Our learning community’s partnership and visit with our local Spruce Grove Public Library to introduce our students to their brand new Innovation Lab was featured in the Spruce Grove Examiner this week.
Here is the article written by reporter Karen Haynes:
The Spruce Grove Public Library’s (SGPL) Innovation Lab is open for business and students from Greystone Centennial Middle School know first hand just how cool this library addition really is.
From Jan. 13 to 16, Grade 5 students from the Spruce Grove school toured the library’s Innovation Lab, testing its virtual reality program, Lego robotics, GarageBand software, 3D printer and circuitry systems.
“Libraries are not just about books anymore and they haven’t been for a long time,” said Leanne Myggland-Carter of the SGPL.
“We are a community hub — for many ages and stages in life… We have intergenerational learning going on. Kids come with their parents and grandparents, and they are helping each other. It’s a community based learning space,” she said.
Dana Ariss, a Grade 5 teacher from Greystone said the partnership between the library and the school was a prime opportunity for students to learn about the technology and resources that are available to them.
And it perfectly complemented the school’s recently completed Innovation Week, which finished right before the Christmas break.
“It was such a valuable experience for the students to see what there is. For them to have one-on-one building time, creation time and play (time), that’s where they construct their own knowledge. To give that to our students is something that is an absolute must,” Ariss said.
From Dec. 15 to 19, Greystone students participated in their fifth Innovation Week. For four days, students are challenged to question, investigate, process and create a final project in an area of deep interest to them.
“They go through the design making process. It helps students to have an understanding of themselves as learners and how to share their learning,” Ariss said.

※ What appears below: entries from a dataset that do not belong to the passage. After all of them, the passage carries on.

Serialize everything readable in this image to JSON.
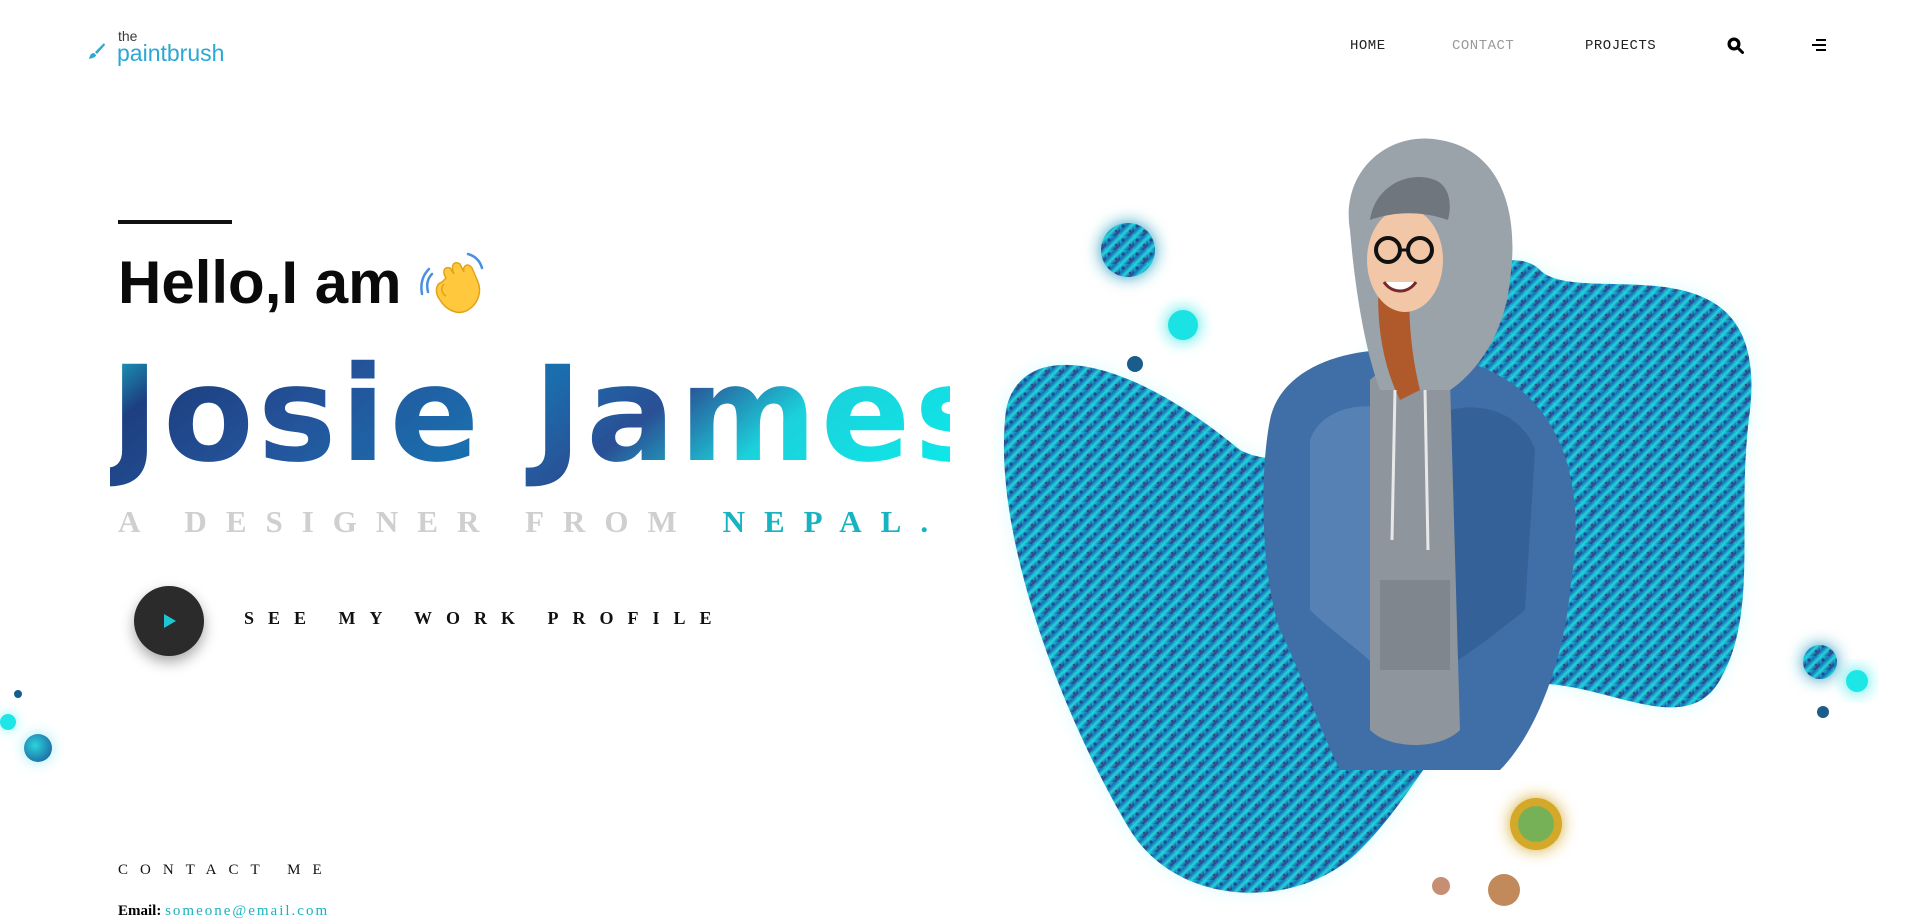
{
  "logo": {
    "small": "the",
    "name": "paintbrush"
  },
  "nav": {
    "items": [
      {
        "label": "HOME"
      },
      {
        "label": "CONTACT"
      },
      {
        "label": "PROJECTS"
      }
    ],
    "icons": {
      "search": "search-icon",
      "menu": "menu-icon"
    }
  },
  "hero": {
    "greeting": "Hello,I am",
    "wave": "waving-hand-icon",
    "name": "Josie James,",
    "tagline_prefix": "A DESIGNER FROM ",
    "tagline_place": "NEPAL.",
    "cta_label": "SEE MY WORK PROFILE",
    "cta_icon": "play-icon"
  },
  "contact": {
    "title": "CONTACT ME",
    "email_label": "Email:",
    "email_value": "someone@email.com"
  },
  "colors": {
    "accent": "#17b3c0",
    "brand": "#2aa7d6",
    "dark": "#2b2b2b",
    "cyan": "#1fe3e6",
    "navy": "#1a3f86"
  }
}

Focusing on some of Alberta Education’s cross-curricular competencies — knowing how to learn, think critically, how to identify and solve complex problems, and how to create something innovative — students started their projects by zeroing in on what they are passionate about.
“It’s unbelievable the amount of dedication and perseverance these kids demonstrate. It’s something that is important to them,” because they take ownership of their projects, she added.
The projects included sewing, clay animation, creating special effects and make-up art for film, robotics, stop motion, caricature drawing, and others with a focus on engineering, horticulture and baking.
“The main focus is not just on the final project but also on the process: how did they get to this point; what did they learn; where did they fail; and how did they learn from the problems they faced.”
Greystone Centennial Middle School will host its sixth Innovation Week in the spring of 2015. At the end of the week, parents will be welcome to visit the school and see what the students have accomplished.